■ **WHAT THE TASK ASKS**
The records below are to be returned word for word, with pictures left out.

■ **Source data**
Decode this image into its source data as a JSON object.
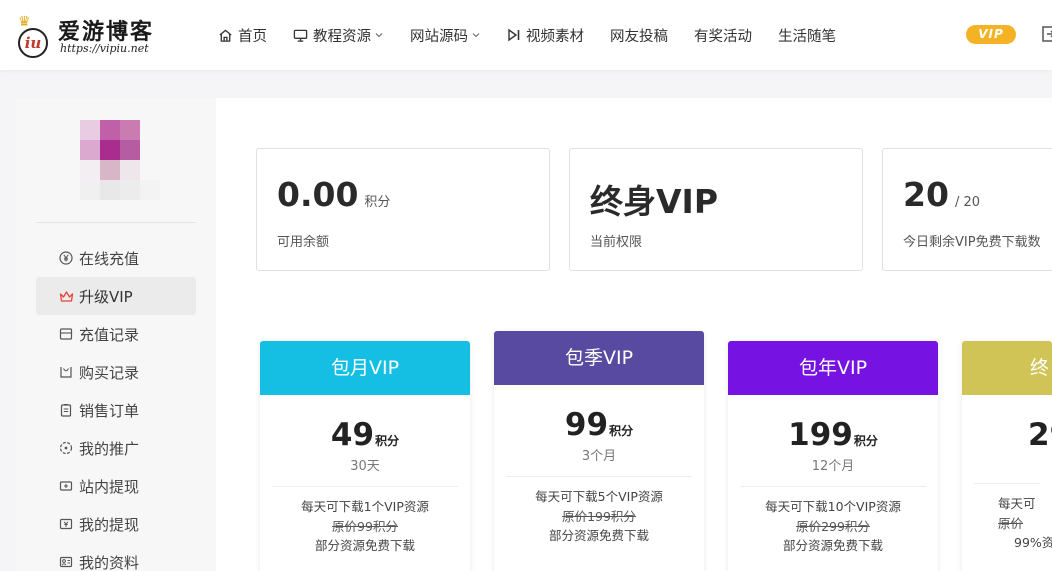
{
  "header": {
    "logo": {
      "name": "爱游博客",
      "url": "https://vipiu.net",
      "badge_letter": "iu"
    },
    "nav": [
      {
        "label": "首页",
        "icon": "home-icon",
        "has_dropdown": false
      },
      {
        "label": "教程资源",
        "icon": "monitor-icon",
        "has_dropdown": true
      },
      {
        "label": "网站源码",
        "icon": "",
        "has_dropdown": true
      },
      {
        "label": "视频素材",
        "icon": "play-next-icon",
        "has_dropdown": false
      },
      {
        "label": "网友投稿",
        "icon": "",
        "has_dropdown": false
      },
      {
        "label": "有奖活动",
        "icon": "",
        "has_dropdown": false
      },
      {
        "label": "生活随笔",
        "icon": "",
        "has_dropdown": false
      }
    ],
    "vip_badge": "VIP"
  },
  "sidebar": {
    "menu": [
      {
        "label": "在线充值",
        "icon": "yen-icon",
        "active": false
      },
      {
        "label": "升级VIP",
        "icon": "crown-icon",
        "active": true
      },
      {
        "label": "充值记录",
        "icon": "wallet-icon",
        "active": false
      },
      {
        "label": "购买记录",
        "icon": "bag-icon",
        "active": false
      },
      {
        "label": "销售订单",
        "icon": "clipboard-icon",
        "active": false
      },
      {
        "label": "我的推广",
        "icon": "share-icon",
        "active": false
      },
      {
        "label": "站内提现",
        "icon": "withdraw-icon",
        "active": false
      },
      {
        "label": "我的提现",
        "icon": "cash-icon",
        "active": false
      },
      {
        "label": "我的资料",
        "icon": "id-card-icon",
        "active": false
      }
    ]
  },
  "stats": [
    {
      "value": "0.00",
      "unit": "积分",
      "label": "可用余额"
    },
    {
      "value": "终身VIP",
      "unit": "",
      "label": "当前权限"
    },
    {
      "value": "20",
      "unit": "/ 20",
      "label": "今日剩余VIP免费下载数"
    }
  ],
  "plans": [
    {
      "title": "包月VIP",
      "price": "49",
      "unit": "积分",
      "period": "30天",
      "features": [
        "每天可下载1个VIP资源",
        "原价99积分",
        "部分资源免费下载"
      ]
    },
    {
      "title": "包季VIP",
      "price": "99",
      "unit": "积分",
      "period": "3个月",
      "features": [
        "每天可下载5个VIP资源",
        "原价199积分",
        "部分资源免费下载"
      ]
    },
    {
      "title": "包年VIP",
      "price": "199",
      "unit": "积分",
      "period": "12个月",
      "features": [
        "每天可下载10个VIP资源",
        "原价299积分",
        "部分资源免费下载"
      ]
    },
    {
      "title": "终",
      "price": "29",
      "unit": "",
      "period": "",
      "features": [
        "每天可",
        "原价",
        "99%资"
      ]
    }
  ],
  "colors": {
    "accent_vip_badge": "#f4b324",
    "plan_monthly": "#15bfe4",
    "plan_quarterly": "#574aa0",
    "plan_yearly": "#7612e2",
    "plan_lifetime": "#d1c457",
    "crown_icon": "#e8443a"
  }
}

■ **EXPECTED ANSWER**
Decode this image into its source data as a JSON object.
{
  "header": {
    "logo": {
      "name": "爱游博客",
      "url": "https://vipiu.net",
      "badge_letter": "iu"
    },
    "nav": [
      {
        "label": "首页",
        "icon": "home-icon",
        "has_dropdown": false
      },
      {
        "label": "教程资源",
        "icon": "monitor-icon",
        "has_dropdown": true
      },
      {
        "label": "网站源码",
        "icon": "",
        "has_dropdown": true
      },
      {
        "label": "视频素材",
        "icon": "play-next-icon",
        "has_dropdown": false
      },
      {
        "label": "网友投稿",
        "icon": "",
        "has_dropdown": false
      },
      {
        "label": "有奖活动",
        "icon": "",
        "has_dropdown": false
      },
      {
        "label": "生活随笔",
        "icon": "",
        "has_dropdown": false
      }
    ],
    "vip_badge": "VIP"
  },
  "sidebar": {
    "menu": [
      {
        "label": "在线充值",
        "icon": "yen-icon",
        "active": false
      },
      {
        "label": "升级VIP",
        "icon": "crown-icon",
        "active": true
      },
      {
        "label": "充值记录",
        "icon": "wallet-icon",
        "active": false
      },
      {
        "label": "购买记录",
        "icon": "bag-icon",
        "active": false
      },
      {
        "label": "销售订单",
        "icon": "clipboard-icon",
        "active": false
      },
      {
        "label": "我的推广",
        "icon": "share-icon",
        "active": false
      },
      {
        "label": "站内提现",
        "icon": "withdraw-icon",
        "active": false
      },
      {
        "label": "我的提现",
        "icon": "cash-icon",
        "active": false
      },
      {
        "label": "我的资料",
        "icon": "id-card-icon",
        "active": false
      }
    ]
  },
  "stats": [
    {
      "value": "0.00",
      "unit": "积分",
      "label": "可用余额"
    },
    {
      "value": "终身VIP",
      "unit": "",
      "label": "当前权限"
    },
    {
      "value": "20",
      "unit": "/ 20",
      "label": "今日剩余VIP免费下载数"
    }
  ],
  "plans": [
    {
      "title": "包月VIP",
      "price": "49",
      "unit": "积分",
      "period": "30天",
      "features": [
        "每天可下载1个VIP资源",
        "原价99积分",
        "部分资源免费下载"
      ]
    },
    {
      "title": "包季VIP",
      "price": "99",
      "unit": "积分",
      "period": "3个月",
      "features": [
        "每天可下载5个VIP资源",
        "原价199积分",
        "部分资源免费下载"
      ]
    },
    {
      "title": "包年VIP",
      "price": "199",
      "unit": "积分",
      "period": "12个月",
      "features": [
        "每天可下载10个VIP资源",
        "原价299积分",
        "部分资源免费下载"
      ]
    },
    {
      "title": "终",
      "price": "29",
      "unit": "",
      "period": "",
      "features": [
        "每天可",
        "原价",
        "99%资"
      ]
    }
  ],
  "colors": {
    "accent_vip_badge": "#f4b324",
    "plan_monthly": "#15bfe4",
    "plan_quarterly": "#574aa0",
    "plan_yearly": "#7612e2",
    "plan_lifetime": "#d1c457",
    "crown_icon": "#e8443a"
  }
}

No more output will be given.